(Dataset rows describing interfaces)
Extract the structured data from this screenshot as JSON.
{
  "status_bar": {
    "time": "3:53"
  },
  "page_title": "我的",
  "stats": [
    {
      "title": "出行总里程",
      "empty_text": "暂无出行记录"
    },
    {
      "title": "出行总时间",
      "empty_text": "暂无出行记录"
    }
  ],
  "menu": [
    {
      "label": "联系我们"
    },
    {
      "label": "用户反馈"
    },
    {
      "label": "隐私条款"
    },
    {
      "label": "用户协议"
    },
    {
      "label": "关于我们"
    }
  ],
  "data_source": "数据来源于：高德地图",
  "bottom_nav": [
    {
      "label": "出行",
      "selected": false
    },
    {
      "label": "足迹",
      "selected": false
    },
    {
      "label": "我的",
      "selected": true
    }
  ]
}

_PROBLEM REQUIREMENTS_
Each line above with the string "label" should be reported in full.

_ANSWER FOR THIS EXERCISE_
      "label": "联系我们"
      "label": "用户反馈"
      "label": "隐私条款"
      "label": "用户协议"
      "label": "关于我们"
      "label": "出行",
      "label": "足迹",
      "label": "我的",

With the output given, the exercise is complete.